**Supplied records**
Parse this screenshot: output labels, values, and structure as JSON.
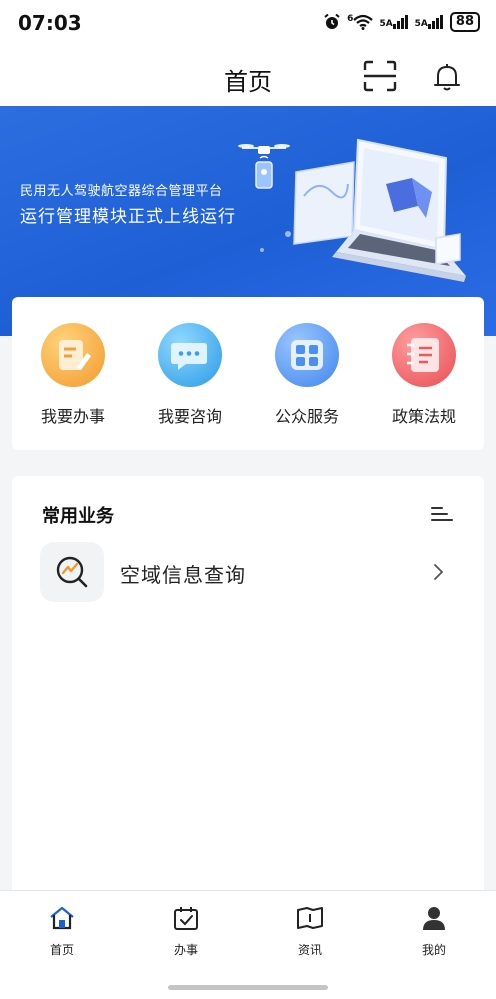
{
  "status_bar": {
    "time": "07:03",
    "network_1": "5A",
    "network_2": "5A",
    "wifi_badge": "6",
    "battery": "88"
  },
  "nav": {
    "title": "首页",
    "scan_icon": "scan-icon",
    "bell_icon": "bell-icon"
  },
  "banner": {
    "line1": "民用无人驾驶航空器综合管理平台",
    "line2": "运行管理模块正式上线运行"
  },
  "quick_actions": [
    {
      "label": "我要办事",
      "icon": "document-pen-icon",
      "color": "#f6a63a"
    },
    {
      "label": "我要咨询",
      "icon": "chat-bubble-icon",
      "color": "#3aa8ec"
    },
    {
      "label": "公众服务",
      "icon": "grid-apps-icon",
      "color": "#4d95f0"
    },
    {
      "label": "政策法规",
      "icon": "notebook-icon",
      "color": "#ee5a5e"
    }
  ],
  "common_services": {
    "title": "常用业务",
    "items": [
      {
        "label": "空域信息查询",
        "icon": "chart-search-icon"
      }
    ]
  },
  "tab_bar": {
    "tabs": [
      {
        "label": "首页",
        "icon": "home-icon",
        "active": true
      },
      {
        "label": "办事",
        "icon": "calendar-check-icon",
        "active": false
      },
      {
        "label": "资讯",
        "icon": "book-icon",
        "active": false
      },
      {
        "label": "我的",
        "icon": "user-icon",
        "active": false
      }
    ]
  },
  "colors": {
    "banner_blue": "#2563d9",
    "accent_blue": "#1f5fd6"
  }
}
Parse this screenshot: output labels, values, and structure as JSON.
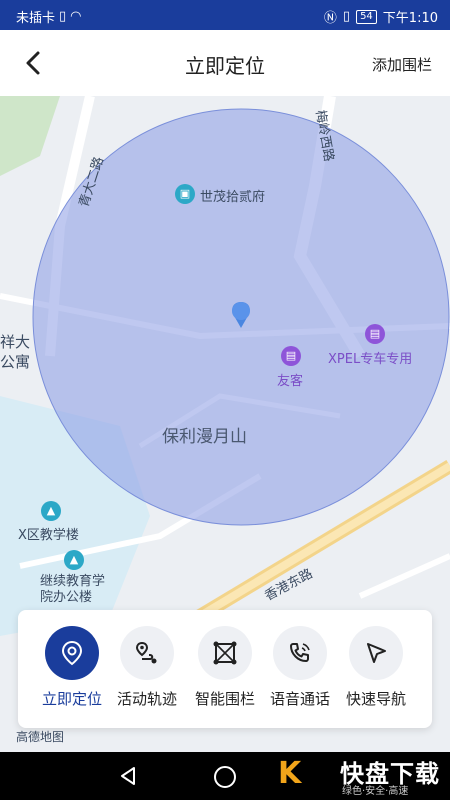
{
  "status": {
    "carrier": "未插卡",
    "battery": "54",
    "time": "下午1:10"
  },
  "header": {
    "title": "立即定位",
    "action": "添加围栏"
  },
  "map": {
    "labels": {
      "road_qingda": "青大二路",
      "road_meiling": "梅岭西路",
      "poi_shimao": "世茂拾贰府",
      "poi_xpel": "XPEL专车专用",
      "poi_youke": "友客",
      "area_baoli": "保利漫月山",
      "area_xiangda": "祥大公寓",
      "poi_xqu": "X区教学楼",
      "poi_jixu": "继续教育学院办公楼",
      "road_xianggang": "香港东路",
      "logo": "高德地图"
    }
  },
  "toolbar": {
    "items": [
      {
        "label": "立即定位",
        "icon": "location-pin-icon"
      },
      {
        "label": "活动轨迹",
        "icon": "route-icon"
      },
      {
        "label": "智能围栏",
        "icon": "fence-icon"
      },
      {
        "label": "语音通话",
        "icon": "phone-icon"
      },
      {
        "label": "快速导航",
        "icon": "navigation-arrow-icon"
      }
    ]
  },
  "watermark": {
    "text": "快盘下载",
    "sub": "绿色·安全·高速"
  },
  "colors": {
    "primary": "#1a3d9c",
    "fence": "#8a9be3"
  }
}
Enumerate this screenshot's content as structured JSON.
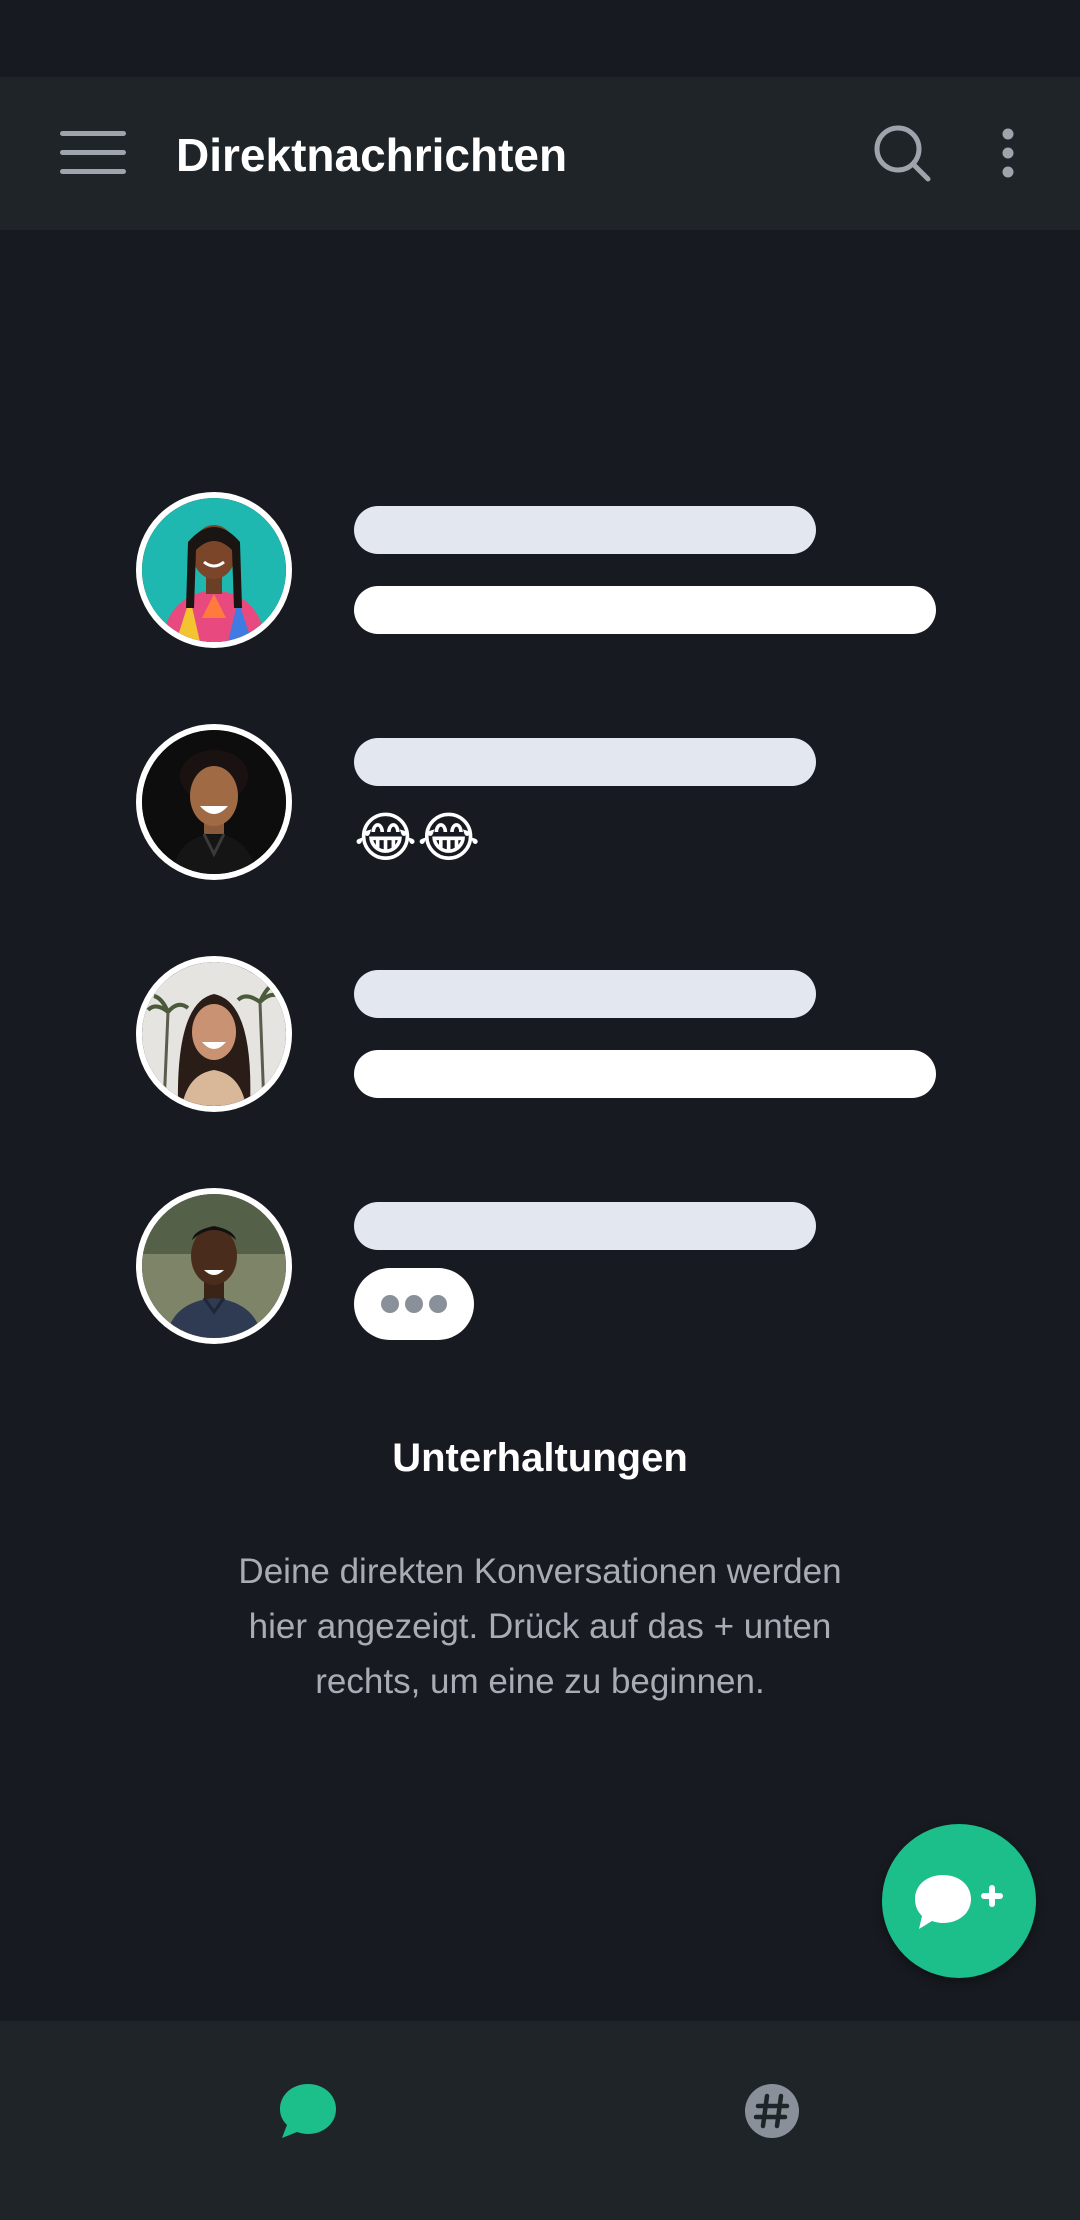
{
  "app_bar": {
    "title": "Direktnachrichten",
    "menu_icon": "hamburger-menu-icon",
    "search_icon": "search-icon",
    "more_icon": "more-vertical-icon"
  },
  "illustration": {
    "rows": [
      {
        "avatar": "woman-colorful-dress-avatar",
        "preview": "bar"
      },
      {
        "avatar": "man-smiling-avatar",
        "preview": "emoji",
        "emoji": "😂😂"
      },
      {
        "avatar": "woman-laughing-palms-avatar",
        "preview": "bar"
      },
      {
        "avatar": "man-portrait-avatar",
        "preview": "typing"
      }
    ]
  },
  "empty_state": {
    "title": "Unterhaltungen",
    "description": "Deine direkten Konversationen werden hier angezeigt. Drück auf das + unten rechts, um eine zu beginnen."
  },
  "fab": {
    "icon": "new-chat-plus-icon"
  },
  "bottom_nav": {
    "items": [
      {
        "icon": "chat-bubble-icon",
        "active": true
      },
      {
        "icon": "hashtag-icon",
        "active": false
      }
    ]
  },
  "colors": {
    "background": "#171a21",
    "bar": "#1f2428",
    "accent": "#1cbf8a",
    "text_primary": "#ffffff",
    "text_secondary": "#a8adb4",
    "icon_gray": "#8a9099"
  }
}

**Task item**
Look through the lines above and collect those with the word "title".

**Answer to the exercise**
    "title": "首页",
    "title": "常用业务",
    "title": "立即定位",
    "title": "Direktnachrichten",
    "title": "Unterhaltungen",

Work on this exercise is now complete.